Scotland Yard’s head of homicide, Simon Foy, stated that “CCTV plays a huge role in helping us investigate serious crime. I hope people can understand how important it is to our success in catching people who commit murder”.

In fact, Stephen Griffiths – the “Crossbow Cannibal” who has been convicted of the murder of three prostitutes in Bradford and Shipley – was caught through the use of CCTV.

CCTV is not only an invaluable tool to the police, but also in courts. The footage provides a conclusive, unbiased account, void of someone’s spin or recollection. It is very different to argue with theseimages and they often lead to changes of pleas from not guilty to guilty.

Equally, CCTV can prove that someone is being wrongly accused of committing a crime, as was the case of Gary Wood in Newcastle, who was cleared in July 2009 of raping Natalie Jefferson who he had met in an internet chat room.

After police studied CCTV footage of his movements that night, officers realised that the woman was crying rape. She was jailed for 12 months after detectives saw through her lies.

This saves courts time and money and also prevents witnesses from having to experience the stressful and often upsetting situation of giving evidence.

I have been personally impressed by a new system, known as Facewatch. It is approved by the Association of Chief Police Officers, is privately funded and is potentially one of the best weapons available to us in the battle against low level crime.

It is an internet-based system for businesses such as shops, hotels and bars to report low level crime and upload just the relevant CCTV to the police.

Premises pay for the system and it is free to the police, enabling premises to share images instantly.

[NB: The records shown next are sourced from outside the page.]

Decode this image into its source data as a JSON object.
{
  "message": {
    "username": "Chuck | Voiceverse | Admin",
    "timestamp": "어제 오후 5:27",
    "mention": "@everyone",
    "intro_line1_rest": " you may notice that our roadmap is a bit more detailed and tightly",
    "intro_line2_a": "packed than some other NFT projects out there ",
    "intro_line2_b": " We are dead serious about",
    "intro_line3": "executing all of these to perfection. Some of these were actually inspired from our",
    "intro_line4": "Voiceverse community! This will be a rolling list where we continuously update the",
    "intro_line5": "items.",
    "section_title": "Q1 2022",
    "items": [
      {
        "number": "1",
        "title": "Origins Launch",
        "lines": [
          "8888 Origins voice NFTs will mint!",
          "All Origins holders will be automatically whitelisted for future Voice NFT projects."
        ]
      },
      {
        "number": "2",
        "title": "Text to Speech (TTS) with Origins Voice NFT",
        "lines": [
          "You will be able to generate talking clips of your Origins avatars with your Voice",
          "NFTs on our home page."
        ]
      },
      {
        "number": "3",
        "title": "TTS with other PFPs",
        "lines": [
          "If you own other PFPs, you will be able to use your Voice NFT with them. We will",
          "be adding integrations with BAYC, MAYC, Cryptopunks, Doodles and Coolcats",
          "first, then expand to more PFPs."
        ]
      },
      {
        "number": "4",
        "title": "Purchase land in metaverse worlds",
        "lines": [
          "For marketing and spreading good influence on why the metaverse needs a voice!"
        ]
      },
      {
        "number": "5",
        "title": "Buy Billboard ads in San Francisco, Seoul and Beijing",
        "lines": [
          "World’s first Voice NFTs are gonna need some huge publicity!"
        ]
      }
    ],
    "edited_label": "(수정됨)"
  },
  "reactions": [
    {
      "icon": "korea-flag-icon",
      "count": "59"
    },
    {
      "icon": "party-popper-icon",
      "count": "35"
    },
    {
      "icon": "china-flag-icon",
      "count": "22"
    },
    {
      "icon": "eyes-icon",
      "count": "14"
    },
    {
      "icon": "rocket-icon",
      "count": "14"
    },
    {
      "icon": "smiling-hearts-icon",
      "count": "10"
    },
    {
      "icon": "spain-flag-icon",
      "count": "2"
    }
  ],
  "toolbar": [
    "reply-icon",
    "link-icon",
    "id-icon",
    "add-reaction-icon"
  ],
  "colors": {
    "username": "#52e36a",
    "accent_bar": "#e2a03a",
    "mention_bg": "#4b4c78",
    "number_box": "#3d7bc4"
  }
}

By providing instant crime references and a single number to call, this enables victims who may have their bags stolen to cancel and re-issue their credit cards free, helping negate the financial and emotional impact of personal theft crimes. I hope the Home Office are backing Facewatch.

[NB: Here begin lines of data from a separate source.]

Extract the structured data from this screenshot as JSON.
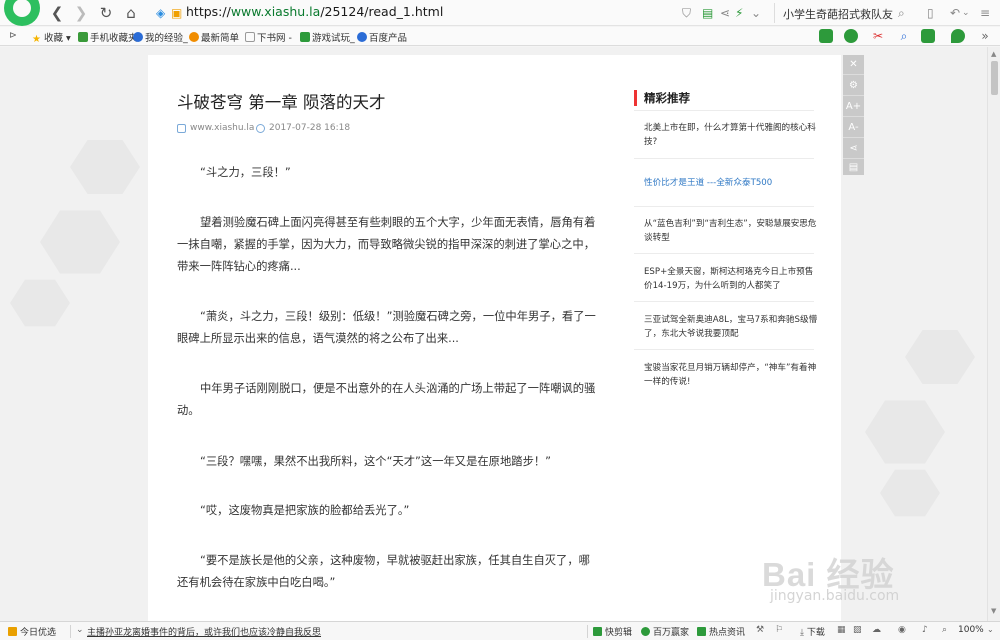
{
  "browser": {
    "url_prefix": "https://",
    "url_host": "www.xiashu.la",
    "url_path": "/25124/read_1.html",
    "search_query": "小学生奇葩招式救队友"
  },
  "bookmarks": {
    "items": [
      {
        "label": "收藏",
        "icon": "star-icon",
        "color": "#f5b400"
      },
      {
        "label": "手机收藏夹",
        "icon": "phone-icon",
        "color": "#3a9a3a"
      },
      {
        "label": "我的经验_",
        "icon": "paw-icon",
        "color": "#2b6cd6"
      },
      {
        "label": "最新简单",
        "icon": "fire-icon",
        "color": "#f08c00"
      },
      {
        "label": "下书网 -",
        "icon": "book-icon",
        "color": "#888888"
      },
      {
        "label": "游戏试玩_",
        "icon": "game-icon",
        "color": "#2d9a3b"
      },
      {
        "label": "百度产品",
        "icon": "paw-icon",
        "color": "#2b6cd6"
      }
    ]
  },
  "article": {
    "title": "斗破苍穹 第一章 陨落的天才",
    "site": "www.xiashu.la",
    "date": "2017-07-28 16:18",
    "paragraphs": [
      "“斗之力，三段！”",
      "望着测验魔石碑上面闪亮得甚至有些刺眼的五个大字，少年面无表情，唇角有着一抹自嘲，紧握的手掌，因为大力，而导致略微尖锐的指甲深深的刺进了掌心之中，带来一阵阵钻心的疼痛...",
      "“萧炎，斗之力，三段！级别：低级！”测验魔石碑之旁，一位中年男子，看了一眼碑上所显示出来的信息，语气漠然的将之公布了出来...",
      "中年男子话刚刚脱口，便是不出意外的在人头汹涌的广场上带起了一阵嘲讽的骚动。",
      "“三段？嘿嘿，果然不出我所料，这个“天才”这一年又是在原地踏步！”",
      "“哎，这废物真是把家族的脸都给丢光了。”",
      "“要不是族长是他的父亲，这种废物，早就被驱赶出家族，任其自生自灭了，哪还有机会待在家族中白吃白喝。”"
    ]
  },
  "sidebar": {
    "heading": "精彩推荐",
    "items": [
      {
        "text": "北美上市在即，什么才算第十代雅阁的核心科技?",
        "highlight": false
      },
      {
        "text": "性价比才是王道 ---全新众泰T500",
        "highlight": true
      },
      {
        "text": "从“蓝色吉利”到“吉利生态”，安聪慧展安思危谈转型",
        "highlight": false
      },
      {
        "text": "ESP+全景天窗，斯柯达柯珞克今日上市预售价14-19万，为什么听到的人都笑了",
        "highlight": false
      },
      {
        "text": "三亚试驾全新奥迪A8L，宝马7系和奔驰S级懵了，东北大爷说我要顶配",
        "highlight": false
      },
      {
        "text": "宝骏当家花旦月销万辆却停产，“神车”有着神一样的传说!",
        "highlight": false
      }
    ]
  },
  "tools": {
    "close": "✕",
    "settings": "⚙",
    "font_up": "A+",
    "font_down": "A-",
    "share": "share",
    "save": "save"
  },
  "statusbar": {
    "today": "今日优选",
    "news": "主播孙亚龙离婚事件的背后，或许我们也应该冷静自我反思",
    "quick_clip": "快剪辑",
    "million": "百万赢家",
    "hot_news": "热点资讯",
    "download": "下载",
    "zoom": "100%"
  },
  "watermark": {
    "brand": "Bai 经验",
    "sub": "jingyan.baidu.com"
  }
}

In addition, the use of Automatic Number Plate Recognition led to the capture of Sharon Beshenivsky’s killers in 2005 when the ANPR system tracked the getaway car used after the police officer was shot dead in Bradford, leading to the arrest of six suspects. At its launch, Chief Superintendent Geoff Dodd of West Yorkshire Police, called the ANPR system a “revolutionary tool in detecting crime”.

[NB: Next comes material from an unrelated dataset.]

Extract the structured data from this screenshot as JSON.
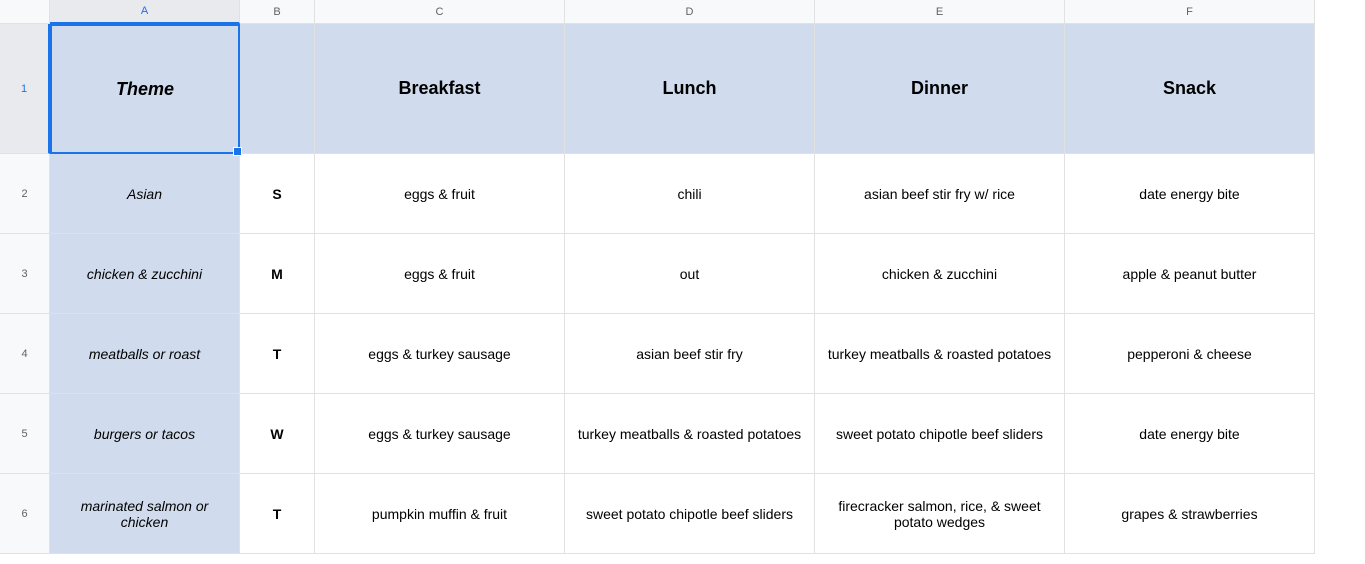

DNA has many similar merits to CCTV, but there is an ongoing argument that the profiles of “innocents” should be removed from the database.

However, a research study in 2008/09 examined 639 DNA profile matches for murder, manslaughter and rape crimes.

The results showed that 11 per cent of these matches belonged to individuals who did not have a conviction at the time of the match, but whose DNA was retained on the database. Should these criminals have been left to roam the streets of the UK in the name of civil liberties?

The DNA database can also be used to acquit the innocent. The very first murder conviction using DNA evidence, in 1988, proved the innocence of a suspect, Richard Buckland, who had been accused of the brutal rape and murder of schoolgirl Dawn Ashworth in the Leicestershire village of Enderby.

Increasing the use of DNA profiles and CCTV would actually enhance our freedoms as they would prevent people from committing crimes, catch perpetrators of justice faster, save the lives of thousands of innocent victims and assist the police in these tough economic times.

Philip Davies is the Conservative MP for Shipley.